    When it comes to the collection of personal information from children under the age of 13 years old, the Children's Online Privacy Protection Act (COPPA) puts parents in control. The Federal Trade Commission, United States' consumer protection agency, enforces the COPPA Rule, which spells out what operators of websites and online services must do to protect children's privacy and safety online.

    We do not specifically market to children under the age of 13 years old.

    Fair Information Practices

    The Fair Information Practices Principles form the backbone of privacy law in the United States and the concepts they include have played a significant role in the development of data protection laws around the globe. Understanding the Fair Information Practice Principles and how they should be implemented is critical to comply with the various privacy laws that protect personal information.

    In order to be in line with Fair Information Practices we will take the following responsive action, should a data breach occur:
    We will notify the users via in-site notification
    • Within 7 business days

    We also agree to the Individual Redress Principle which requires that individuals have the right to legally pursue enforceable rights against data collectors and processors who fail to adhere to the law. This principle requires not only that individuals have enforceable rights against data users, but also that individuals have recourse to courts or government agencies to investigate and/or prosecute non-compliance by data processors.

    CAN SPAM Act

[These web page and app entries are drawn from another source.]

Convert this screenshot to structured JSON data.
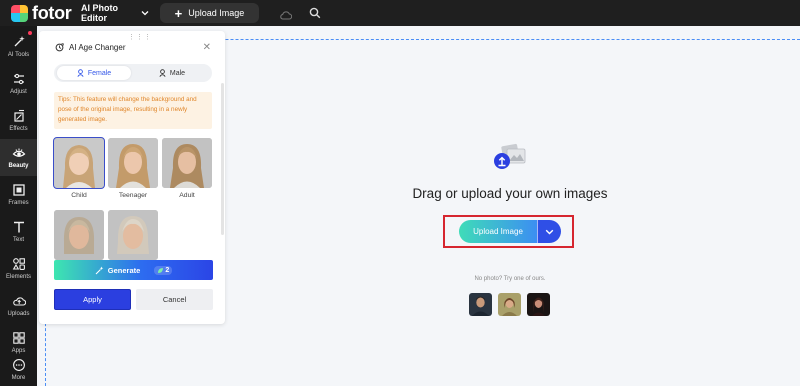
{
  "topbar": {
    "logo_text": "fotor",
    "editor_label": "AI Photo Editor",
    "upload_label": "Upload Image"
  },
  "rail": {
    "items": [
      {
        "label": "AI Tools",
        "icon": "ai-tools-icon"
      },
      {
        "label": "Adjust",
        "icon": "sliders-icon"
      },
      {
        "label": "Effects",
        "icon": "effects-icon"
      },
      {
        "label": "Beauty",
        "icon": "eye-icon"
      },
      {
        "label": "Frames",
        "icon": "frames-icon"
      },
      {
        "label": "Text",
        "icon": "text-icon"
      },
      {
        "label": "Elements",
        "icon": "elements-icon"
      },
      {
        "label": "Uploads",
        "icon": "upload-icon"
      },
      {
        "label": "Apps",
        "icon": "apps-icon"
      },
      {
        "label": "More",
        "icon": "more-icon"
      }
    ],
    "active": "Beauty"
  },
  "panel": {
    "title": "AI Age Changer",
    "tabs": {
      "female": "Female",
      "male": "Male"
    },
    "tips": "Tips: This feature will change the background and pose of the original image, resulting in a newly generated image.",
    "faces": [
      {
        "label": "Child",
        "selected": true
      },
      {
        "label": "Teenager",
        "selected": false
      },
      {
        "label": "Adult",
        "selected": false
      },
      {
        "label": "",
        "selected": false
      },
      {
        "label": "",
        "selected": false
      }
    ],
    "generate_label": "Generate",
    "generate_cost": "2",
    "apply_label": "Apply",
    "cancel_label": "Cancel"
  },
  "canvas": {
    "title": "Drag or upload your own images",
    "upload_button": "Upload Image",
    "no_photo": "No photo? Try one of ours."
  },
  "colors": {
    "accent": "#2b3fe0",
    "highlight": "#d6262f",
    "tips_text": "#e0862a"
  }
}
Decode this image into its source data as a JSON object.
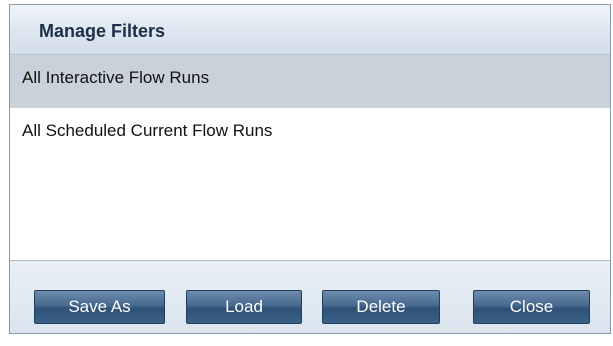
{
  "dialog": {
    "title": "Manage Filters"
  },
  "filters": [
    {
      "label": "All Interactive Flow Runs",
      "selected": true
    },
    {
      "label": "All Scheduled Current Flow Runs",
      "selected": false
    }
  ],
  "buttons": {
    "save_as": "Save As",
    "load": "Load",
    "delete": "Delete",
    "close": "Close"
  },
  "colors": {
    "selected_row": "#c9d1db",
    "button": "#3a5f88",
    "title_text": "#1c2f48"
  }
}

    The CAN-SPAM Act is a law that sets the rules for commercial email, establishes requirements for commercial messages, gives recipients the right to have emails stopped from being sent to them, and spells out tough penalties for violations.

    We collect your email address in order to:
    • Send information, respond to inquiries, and/or other requests or questions

    To be in accordance with CANSPAM, we agree to the following:
    • Not use false or misleading subjects or email addresses.
    • Identify the message as an advertisement in some reasonable way.
    • Include the physical address of our business or site headquarters.
    • Monitor third-party email marketing services for compliance, if one is used.
    • Honor opt-out/unsubscribe requests quickly.
    • Allow users to unsubscribe by using the link at the bottom of each email.

    If at any time you would like to unsubscribe from receiving future emails, you can email us at
    info★ (replace ★ with at-mark) and we will promptly remove you from ALL correspondence.

    Contacting Us

Copyright© SHINSEI INTERNATIONAL TAX CO. All Rights Reserved.